* **What the task requires**: Would you return every line of the listing below that has "Configure" in it?
Material for this task section start
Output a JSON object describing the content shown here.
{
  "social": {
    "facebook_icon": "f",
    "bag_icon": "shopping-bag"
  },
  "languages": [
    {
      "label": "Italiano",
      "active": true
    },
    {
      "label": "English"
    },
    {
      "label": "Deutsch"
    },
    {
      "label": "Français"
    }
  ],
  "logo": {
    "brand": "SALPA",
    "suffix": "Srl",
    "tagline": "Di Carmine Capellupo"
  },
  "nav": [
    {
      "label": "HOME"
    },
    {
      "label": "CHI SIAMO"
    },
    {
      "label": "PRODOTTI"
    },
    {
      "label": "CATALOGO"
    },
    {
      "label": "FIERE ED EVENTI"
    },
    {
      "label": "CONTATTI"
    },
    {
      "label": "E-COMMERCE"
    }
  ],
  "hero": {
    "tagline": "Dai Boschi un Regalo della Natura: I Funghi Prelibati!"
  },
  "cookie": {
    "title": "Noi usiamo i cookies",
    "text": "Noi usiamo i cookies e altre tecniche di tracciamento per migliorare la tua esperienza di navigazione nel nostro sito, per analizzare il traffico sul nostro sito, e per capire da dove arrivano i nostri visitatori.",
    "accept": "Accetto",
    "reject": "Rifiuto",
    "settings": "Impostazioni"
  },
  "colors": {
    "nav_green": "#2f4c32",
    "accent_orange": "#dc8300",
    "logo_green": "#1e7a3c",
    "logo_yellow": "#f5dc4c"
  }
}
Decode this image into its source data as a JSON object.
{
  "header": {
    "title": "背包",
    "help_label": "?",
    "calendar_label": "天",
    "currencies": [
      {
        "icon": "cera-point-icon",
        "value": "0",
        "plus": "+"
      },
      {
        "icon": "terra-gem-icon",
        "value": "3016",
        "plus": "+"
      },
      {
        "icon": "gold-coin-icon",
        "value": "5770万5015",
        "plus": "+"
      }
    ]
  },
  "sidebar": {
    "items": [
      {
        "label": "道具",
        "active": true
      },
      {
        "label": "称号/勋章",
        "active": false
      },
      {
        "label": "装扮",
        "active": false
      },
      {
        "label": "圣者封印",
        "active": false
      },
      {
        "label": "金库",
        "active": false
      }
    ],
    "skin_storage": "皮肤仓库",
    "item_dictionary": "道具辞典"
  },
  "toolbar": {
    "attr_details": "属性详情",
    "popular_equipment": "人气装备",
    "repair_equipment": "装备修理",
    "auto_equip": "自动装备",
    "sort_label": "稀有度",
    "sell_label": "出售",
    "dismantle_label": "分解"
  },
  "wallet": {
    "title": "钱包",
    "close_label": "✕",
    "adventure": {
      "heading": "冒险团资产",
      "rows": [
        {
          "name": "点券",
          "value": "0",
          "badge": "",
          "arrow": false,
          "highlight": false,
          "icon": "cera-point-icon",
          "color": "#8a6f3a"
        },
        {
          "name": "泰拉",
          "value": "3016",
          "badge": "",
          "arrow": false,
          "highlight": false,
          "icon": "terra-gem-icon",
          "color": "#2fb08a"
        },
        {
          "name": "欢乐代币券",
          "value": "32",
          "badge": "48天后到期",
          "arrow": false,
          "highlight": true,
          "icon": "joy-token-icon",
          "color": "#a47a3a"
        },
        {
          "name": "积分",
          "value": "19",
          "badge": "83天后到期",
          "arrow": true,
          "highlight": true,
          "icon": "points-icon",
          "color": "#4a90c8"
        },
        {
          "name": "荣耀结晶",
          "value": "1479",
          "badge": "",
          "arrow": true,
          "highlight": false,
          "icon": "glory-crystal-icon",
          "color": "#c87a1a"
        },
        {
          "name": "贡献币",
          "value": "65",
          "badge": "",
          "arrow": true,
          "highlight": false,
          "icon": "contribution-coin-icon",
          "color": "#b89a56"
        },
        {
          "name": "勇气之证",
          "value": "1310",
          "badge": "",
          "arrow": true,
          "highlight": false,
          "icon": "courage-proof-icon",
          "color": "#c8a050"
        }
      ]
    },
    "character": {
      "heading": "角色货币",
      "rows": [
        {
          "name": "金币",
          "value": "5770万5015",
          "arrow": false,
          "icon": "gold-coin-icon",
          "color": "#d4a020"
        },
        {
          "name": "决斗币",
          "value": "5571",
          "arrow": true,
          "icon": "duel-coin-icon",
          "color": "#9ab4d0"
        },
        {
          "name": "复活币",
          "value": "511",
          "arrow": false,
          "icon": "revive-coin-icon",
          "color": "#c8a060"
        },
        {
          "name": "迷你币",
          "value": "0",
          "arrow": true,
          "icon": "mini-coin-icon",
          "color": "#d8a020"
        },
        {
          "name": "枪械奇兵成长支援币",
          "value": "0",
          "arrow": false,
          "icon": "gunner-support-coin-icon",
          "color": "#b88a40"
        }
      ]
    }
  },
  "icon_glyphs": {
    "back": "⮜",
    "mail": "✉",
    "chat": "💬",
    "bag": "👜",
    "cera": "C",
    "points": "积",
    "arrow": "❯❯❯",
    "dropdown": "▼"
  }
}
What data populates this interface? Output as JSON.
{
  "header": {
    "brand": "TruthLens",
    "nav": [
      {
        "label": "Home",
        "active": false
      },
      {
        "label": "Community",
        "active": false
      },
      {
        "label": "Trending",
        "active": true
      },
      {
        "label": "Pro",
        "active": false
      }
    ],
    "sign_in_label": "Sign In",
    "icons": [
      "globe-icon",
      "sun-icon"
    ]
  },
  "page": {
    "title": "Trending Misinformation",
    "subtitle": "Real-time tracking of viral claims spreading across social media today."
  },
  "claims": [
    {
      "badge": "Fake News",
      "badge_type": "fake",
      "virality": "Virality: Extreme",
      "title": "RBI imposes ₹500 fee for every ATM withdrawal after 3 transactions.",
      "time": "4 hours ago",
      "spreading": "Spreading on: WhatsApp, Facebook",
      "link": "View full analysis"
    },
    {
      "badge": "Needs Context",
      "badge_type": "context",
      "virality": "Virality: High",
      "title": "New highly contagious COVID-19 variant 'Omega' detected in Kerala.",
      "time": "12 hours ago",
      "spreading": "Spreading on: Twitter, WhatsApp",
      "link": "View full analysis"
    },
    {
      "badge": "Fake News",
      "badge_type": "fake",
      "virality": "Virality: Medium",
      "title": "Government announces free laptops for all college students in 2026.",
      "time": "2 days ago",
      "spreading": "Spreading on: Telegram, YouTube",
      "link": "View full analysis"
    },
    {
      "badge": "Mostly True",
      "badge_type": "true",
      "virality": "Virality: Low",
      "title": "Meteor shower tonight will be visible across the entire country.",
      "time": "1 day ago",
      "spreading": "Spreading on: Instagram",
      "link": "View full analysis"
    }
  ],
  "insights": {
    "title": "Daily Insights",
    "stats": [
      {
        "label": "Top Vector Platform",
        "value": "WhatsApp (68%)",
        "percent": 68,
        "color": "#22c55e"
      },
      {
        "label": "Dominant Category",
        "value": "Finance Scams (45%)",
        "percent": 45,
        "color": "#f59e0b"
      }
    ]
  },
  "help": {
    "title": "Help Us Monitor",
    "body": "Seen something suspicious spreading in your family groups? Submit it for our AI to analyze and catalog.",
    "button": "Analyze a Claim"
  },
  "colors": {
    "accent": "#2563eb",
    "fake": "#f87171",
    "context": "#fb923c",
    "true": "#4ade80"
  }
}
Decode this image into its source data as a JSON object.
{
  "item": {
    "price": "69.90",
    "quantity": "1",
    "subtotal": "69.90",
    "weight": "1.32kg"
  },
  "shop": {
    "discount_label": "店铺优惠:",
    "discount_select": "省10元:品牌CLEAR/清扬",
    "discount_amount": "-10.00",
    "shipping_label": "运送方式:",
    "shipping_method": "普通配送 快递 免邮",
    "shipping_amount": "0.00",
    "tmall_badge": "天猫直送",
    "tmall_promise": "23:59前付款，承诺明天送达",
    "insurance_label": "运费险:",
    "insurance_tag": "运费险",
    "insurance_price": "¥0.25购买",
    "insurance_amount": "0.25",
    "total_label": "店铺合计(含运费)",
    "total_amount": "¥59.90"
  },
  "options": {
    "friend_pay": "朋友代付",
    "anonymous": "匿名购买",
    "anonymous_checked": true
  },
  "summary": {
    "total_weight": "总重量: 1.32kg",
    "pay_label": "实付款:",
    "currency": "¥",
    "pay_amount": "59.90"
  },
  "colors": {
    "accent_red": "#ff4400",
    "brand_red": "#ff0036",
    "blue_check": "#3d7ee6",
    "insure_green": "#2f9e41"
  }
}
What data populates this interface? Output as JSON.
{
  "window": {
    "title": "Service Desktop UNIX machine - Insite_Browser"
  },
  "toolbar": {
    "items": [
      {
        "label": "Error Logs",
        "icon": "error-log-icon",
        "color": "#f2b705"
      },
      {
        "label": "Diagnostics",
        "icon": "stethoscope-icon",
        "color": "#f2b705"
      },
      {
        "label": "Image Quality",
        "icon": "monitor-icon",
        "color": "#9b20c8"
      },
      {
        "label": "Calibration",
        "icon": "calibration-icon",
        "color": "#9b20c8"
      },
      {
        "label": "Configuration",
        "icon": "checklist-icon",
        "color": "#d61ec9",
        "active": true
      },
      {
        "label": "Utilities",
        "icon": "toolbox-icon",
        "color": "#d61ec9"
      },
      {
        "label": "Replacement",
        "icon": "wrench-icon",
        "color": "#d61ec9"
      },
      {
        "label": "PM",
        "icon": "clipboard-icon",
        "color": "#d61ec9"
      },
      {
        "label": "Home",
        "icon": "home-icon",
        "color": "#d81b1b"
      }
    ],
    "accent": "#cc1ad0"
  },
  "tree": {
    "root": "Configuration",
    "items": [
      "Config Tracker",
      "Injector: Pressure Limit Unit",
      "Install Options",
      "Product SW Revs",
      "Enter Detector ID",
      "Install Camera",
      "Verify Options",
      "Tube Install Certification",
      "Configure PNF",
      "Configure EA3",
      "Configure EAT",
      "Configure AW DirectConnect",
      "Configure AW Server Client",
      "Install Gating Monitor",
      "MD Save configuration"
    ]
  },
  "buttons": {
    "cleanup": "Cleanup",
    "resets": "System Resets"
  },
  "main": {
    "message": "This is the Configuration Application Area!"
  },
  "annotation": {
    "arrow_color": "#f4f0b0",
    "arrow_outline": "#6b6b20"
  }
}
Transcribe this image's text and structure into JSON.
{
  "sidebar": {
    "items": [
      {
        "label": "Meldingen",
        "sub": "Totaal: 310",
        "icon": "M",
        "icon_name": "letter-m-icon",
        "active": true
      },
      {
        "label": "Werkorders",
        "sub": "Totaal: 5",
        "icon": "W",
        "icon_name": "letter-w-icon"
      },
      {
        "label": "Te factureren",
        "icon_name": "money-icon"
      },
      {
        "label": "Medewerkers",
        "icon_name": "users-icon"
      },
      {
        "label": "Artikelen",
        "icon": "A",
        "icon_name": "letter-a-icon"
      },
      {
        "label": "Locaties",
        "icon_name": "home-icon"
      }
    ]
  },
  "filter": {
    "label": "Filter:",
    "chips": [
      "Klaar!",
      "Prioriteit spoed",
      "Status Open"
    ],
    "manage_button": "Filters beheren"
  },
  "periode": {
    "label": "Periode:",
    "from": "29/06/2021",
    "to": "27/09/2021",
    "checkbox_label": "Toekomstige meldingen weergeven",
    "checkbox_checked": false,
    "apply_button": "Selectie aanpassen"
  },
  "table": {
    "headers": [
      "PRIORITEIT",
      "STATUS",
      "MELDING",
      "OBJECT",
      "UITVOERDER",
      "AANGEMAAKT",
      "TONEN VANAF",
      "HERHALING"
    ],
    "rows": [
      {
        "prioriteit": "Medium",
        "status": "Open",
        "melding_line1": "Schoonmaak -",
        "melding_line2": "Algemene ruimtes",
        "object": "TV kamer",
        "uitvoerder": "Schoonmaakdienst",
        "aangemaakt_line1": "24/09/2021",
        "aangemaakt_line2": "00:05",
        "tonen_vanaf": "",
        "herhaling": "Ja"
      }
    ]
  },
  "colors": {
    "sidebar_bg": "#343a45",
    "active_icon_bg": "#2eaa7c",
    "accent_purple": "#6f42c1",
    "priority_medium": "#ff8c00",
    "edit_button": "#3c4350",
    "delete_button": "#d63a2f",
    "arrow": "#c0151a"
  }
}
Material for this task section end
* **Answer below**:
      "Configure PNF",
      "Configure EA3",
      "Configure EAT",
      "Configure AW DirectConnect",
      "Configure AW Server Client",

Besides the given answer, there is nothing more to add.